Ontario weather is anything but boring. The province's history is filled with fascinating facts about the most extreme and curious weather stories. Here is an entertaining and informative journey through the high and lows of Ontario weather:
- Hurricane Hazel pounded Ontario in 1954, killing 81 people--35 on one street alone--and leaving thousands homeless
- The 1998 ice storm struck 57 communities, downing hundreds of transmission towers and leaving 1.5 million Ontario residents without power, some for almost a month
- November 9, 2005, was Ontario’s weirdest weather day--Windsor enjoyed 20°C, Ottawa endured freezing rain, Barrie got snow and Hamilton saw a rare off-season tornado
-The temperature in Toronto peaked at 41.1°C on July 10, 1936; 270 died from heat exhaustion
- On July 14, 1993, humidex values at Windsor soared above 50°C, the highest reported in Canada to date; residents flocked to beaches, movie theatres and places selling cold beer
- On the lightning hot-spot scale, the safest city in Ontario is Thunder Bay with a mere 36 strikes per square kilometre; Windsor and surrounding areas receive a fantastic 251 strikes per square kilometre.

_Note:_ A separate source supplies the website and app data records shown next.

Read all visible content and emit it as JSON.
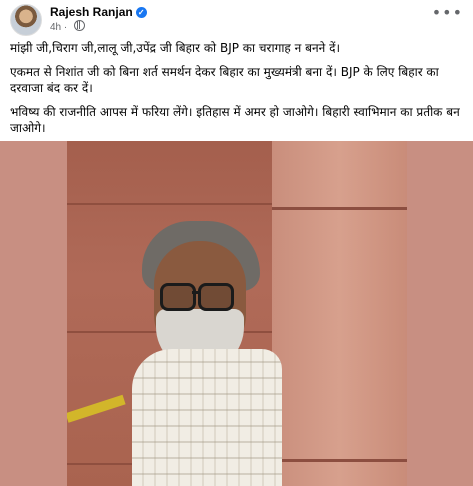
{
  "post": {
    "author": "Rajesh Ranjan",
    "verified_icon": "verified-badge-icon",
    "time": "4h",
    "privacy_icon": "globe-icon",
    "more_icon": "more-options-icon",
    "paragraphs": [
      "मांझी जी,चिराग जी,लालू जी,उपेंद्र जी बिहार को BJP का चरागाह न बनने दें।",
      "एकमत से निशांत जी को बिना शर्त समर्थन देकर बिहार का मुख्यमंत्री बना दें। BJP के लिए बिहार का दरवाजा बंद कर दें।",
      "भविष्य की राजनीति आपस में फरिया लेंगे। इतिहास में अमर हो जाओगे। बिहारी स्वाभिमान का प्रतीक बन जाओगे।"
    ]
  },
  "colors": {
    "verified_blue": "#1877f2",
    "meta_gray": "#65676b",
    "photo_bg": "#c88f82"
  }
}
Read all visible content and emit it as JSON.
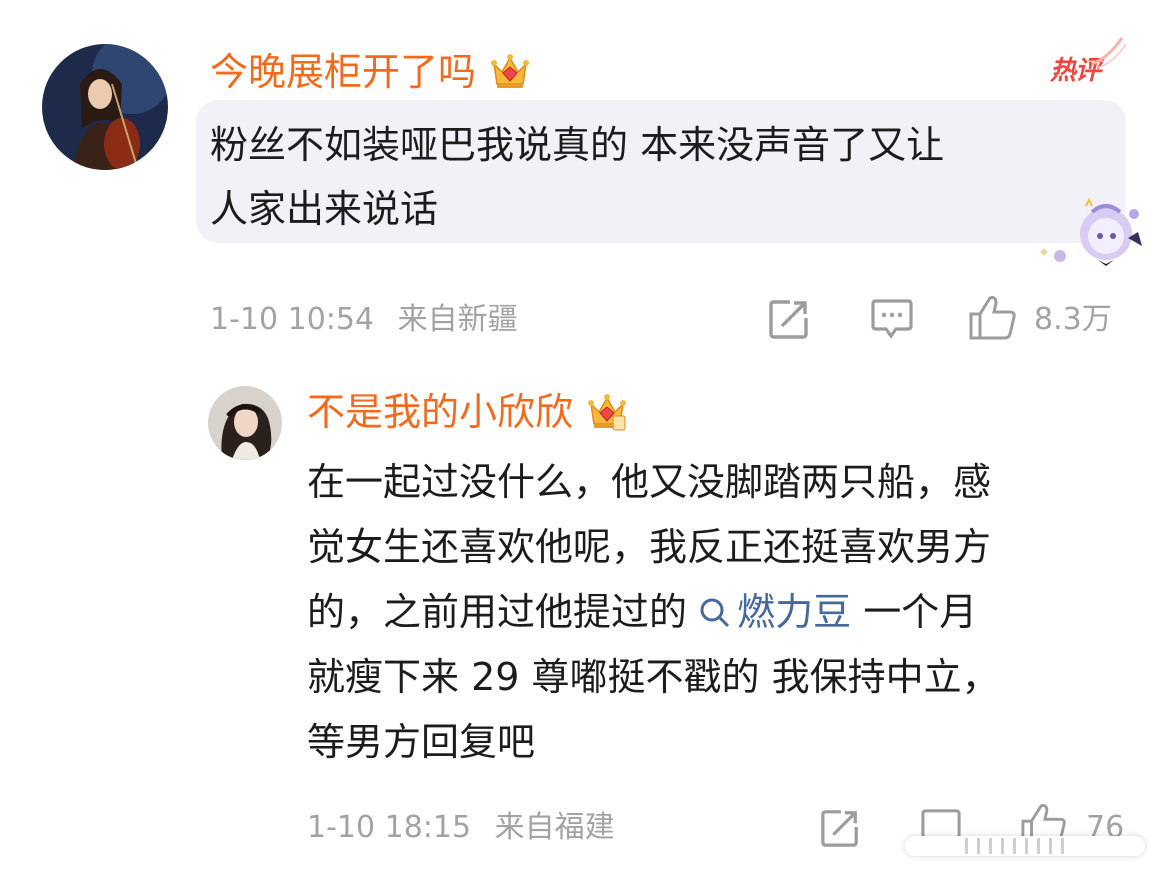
{
  "comment": {
    "username": "今晚展柜开了吗",
    "hot_tag": "热评",
    "text_lines": [
      "粉丝不如装哑巴我说真的 本来没声音了又让",
      "人家出来说话"
    ],
    "time": "1-10 10:54",
    "location": "来自新疆",
    "like_count": "8.3万"
  },
  "reply": {
    "username": "不是我的小欣欣",
    "text_line1": "在一起过没什么，他又没脚踏两只船，感",
    "text_line2": "觉女生还喜欢他呢，我反正还挺喜欢男方",
    "text_line3_before": "的，之前用过他提过的 ",
    "topic": "燃力豆",
    "text_line3_after": " 一个月",
    "text_line4": "就瘦下来 29 尊嘟挺不戳的 我保持中立，",
    "text_line5": "等男方回复吧",
    "time": "1-10 18:15",
    "location": "来自福建",
    "like_count": "76"
  },
  "icons": {
    "repost": "share-square-icon",
    "comment": "comment-bubble-icon",
    "like": "thumbs-up-icon",
    "badge": "crown-gem-icon",
    "topic": "search-icon"
  },
  "colors": {
    "username": "#f26b1d",
    "hot_tag": "#f0463e",
    "link": "#46689a",
    "meta": "#a3a3a3",
    "bubble": "#f2f1f8"
  }
}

Check out these wild weather facts and stories and so many more.